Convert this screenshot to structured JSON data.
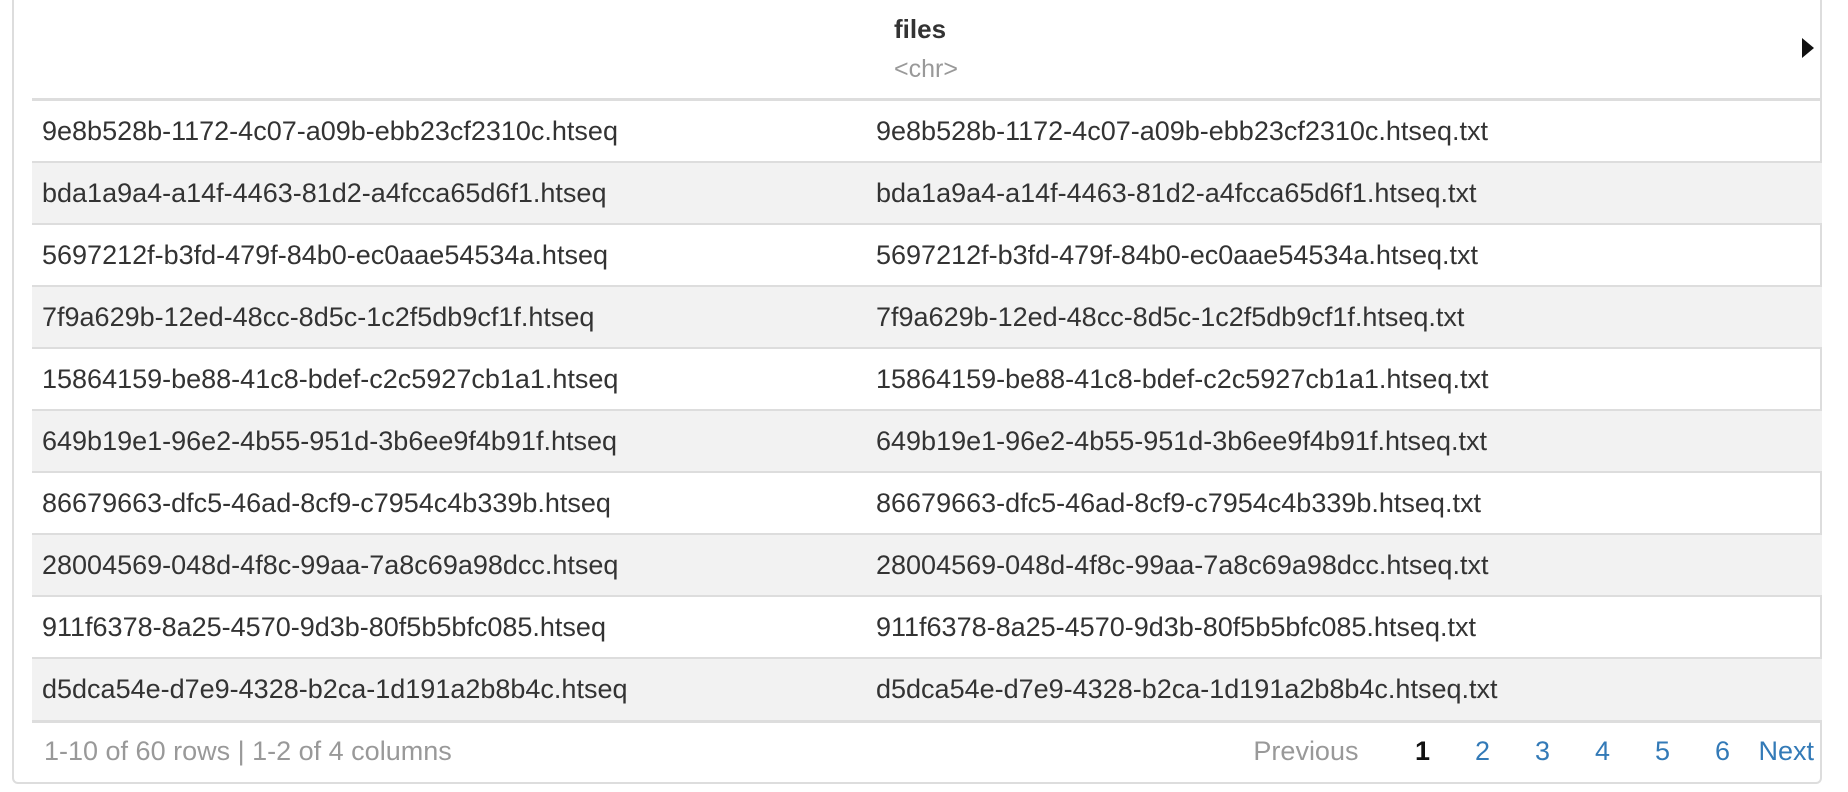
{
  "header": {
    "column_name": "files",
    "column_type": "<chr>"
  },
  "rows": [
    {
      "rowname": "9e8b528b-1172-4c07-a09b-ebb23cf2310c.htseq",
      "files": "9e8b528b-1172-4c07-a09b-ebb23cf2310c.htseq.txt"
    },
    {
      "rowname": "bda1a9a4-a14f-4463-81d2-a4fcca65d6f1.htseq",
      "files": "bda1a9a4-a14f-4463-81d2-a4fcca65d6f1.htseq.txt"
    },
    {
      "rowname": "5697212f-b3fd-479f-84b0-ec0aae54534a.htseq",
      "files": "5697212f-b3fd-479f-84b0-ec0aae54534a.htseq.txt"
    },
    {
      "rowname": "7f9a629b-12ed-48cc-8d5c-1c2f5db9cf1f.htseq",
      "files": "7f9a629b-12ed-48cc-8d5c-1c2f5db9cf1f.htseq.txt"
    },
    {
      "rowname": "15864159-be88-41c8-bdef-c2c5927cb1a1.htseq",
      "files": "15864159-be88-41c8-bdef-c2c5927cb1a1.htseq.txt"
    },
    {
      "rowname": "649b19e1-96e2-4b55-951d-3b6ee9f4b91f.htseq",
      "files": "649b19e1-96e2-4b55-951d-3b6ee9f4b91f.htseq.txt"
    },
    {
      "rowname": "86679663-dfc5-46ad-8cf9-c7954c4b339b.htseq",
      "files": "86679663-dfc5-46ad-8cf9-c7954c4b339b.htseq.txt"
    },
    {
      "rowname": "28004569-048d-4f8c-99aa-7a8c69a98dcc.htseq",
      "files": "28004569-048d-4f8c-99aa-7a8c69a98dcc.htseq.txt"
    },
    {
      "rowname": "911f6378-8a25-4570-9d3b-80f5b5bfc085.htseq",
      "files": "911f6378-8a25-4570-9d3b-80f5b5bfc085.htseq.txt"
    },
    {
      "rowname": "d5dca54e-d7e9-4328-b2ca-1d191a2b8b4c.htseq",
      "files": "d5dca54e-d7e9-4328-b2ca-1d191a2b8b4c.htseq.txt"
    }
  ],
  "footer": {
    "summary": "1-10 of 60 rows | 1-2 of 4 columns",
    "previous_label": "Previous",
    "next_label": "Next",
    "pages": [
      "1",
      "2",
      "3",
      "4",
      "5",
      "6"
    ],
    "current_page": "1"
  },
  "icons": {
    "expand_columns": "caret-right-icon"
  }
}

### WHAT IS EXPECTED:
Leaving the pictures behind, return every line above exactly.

### ANSWER:
Convert this screenshot to structured JSON data.
{
  "header": {
    "column_name": "files",
    "column_type": "<chr>"
  },
  "rows": [
    {
      "rowname": "9e8b528b-1172-4c07-a09b-ebb23cf2310c.htseq",
      "files": "9e8b528b-1172-4c07-a09b-ebb23cf2310c.htseq.txt"
    },
    {
      "rowname": "bda1a9a4-a14f-4463-81d2-a4fcca65d6f1.htseq",
      "files": "bda1a9a4-a14f-4463-81d2-a4fcca65d6f1.htseq.txt"
    },
    {
      "rowname": "5697212f-b3fd-479f-84b0-ec0aae54534a.htseq",
      "files": "5697212f-b3fd-479f-84b0-ec0aae54534a.htseq.txt"
    },
    {
      "rowname": "7f9a629b-12ed-48cc-8d5c-1c2f5db9cf1f.htseq",
      "files": "7f9a629b-12ed-48cc-8d5c-1c2f5db9cf1f.htseq.txt"
    },
    {
      "rowname": "15864159-be88-41c8-bdef-c2c5927cb1a1.htseq",
      "files": "15864159-be88-41c8-bdef-c2c5927cb1a1.htseq.txt"
    },
    {
      "rowname": "649b19e1-96e2-4b55-951d-3b6ee9f4b91f.htseq",
      "files": "649b19e1-96e2-4b55-951d-3b6ee9f4b91f.htseq.txt"
    },
    {
      "rowname": "86679663-dfc5-46ad-8cf9-c7954c4b339b.htseq",
      "files": "86679663-dfc5-46ad-8cf9-c7954c4b339b.htseq.txt"
    },
    {
      "rowname": "28004569-048d-4f8c-99aa-7a8c69a98dcc.htseq",
      "files": "28004569-048d-4f8c-99aa-7a8c69a98dcc.htseq.txt"
    },
    {
      "rowname": "911f6378-8a25-4570-9d3b-80f5b5bfc085.htseq",
      "files": "911f6378-8a25-4570-9d3b-80f5b5bfc085.htseq.txt"
    },
    {
      "rowname": "d5dca54e-d7e9-4328-b2ca-1d191a2b8b4c.htseq",
      "files": "d5dca54e-d7e9-4328-b2ca-1d191a2b8b4c.htseq.txt"
    }
  ],
  "footer": {
    "summary": "1-10 of 60 rows | 1-2 of 4 columns",
    "previous_label": "Previous",
    "next_label": "Next",
    "pages": [
      "1",
      "2",
      "3",
      "4",
      "5",
      "6"
    ],
    "current_page": "1"
  },
  "icons": {
    "expand_columns": "caret-right-icon"
  }
}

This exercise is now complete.